DATASET ENTRIES -
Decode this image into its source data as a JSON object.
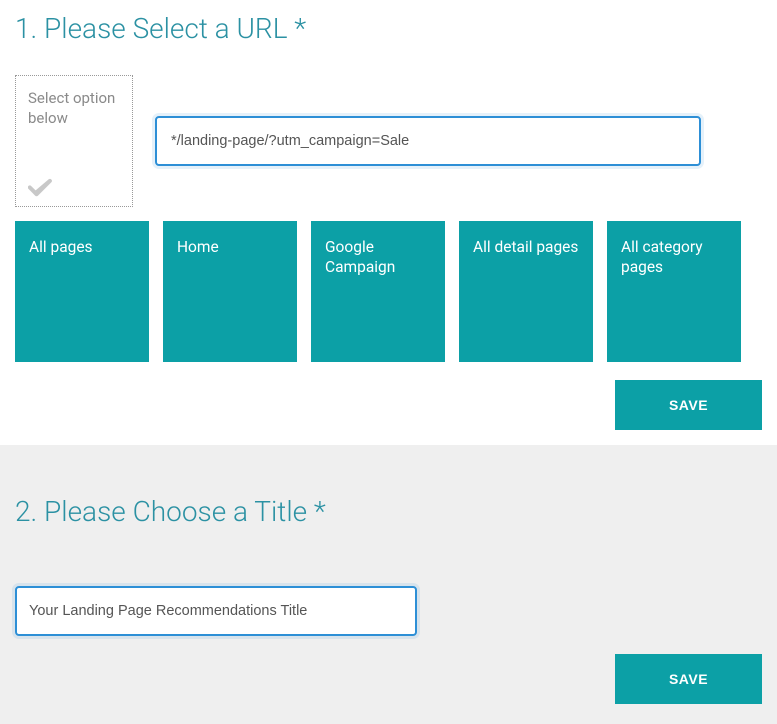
{
  "section1": {
    "heading": "1. Please Select a URL *",
    "select_card_label": "Select option below",
    "url_value": "*/landing-page/?utm_campaign=Sale",
    "tiles": [
      "All pages",
      "Home",
      "Google Campaign",
      "All detail pages",
      "All category pages"
    ],
    "save_label": "SAVE"
  },
  "section2": {
    "heading": "2. Please Choose a Title *",
    "title_value": "Your Landing Page Recommendations Title",
    "save_label": "SAVE"
  },
  "colors": {
    "accent": "#0ca0a6",
    "heading": "#2b91a3",
    "focus_border": "#2d8fd6"
  }
}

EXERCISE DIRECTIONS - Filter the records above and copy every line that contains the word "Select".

ANSWER BOX -
    "heading": "1. Please Select a URL *",
    "select_card_label": "Select option below",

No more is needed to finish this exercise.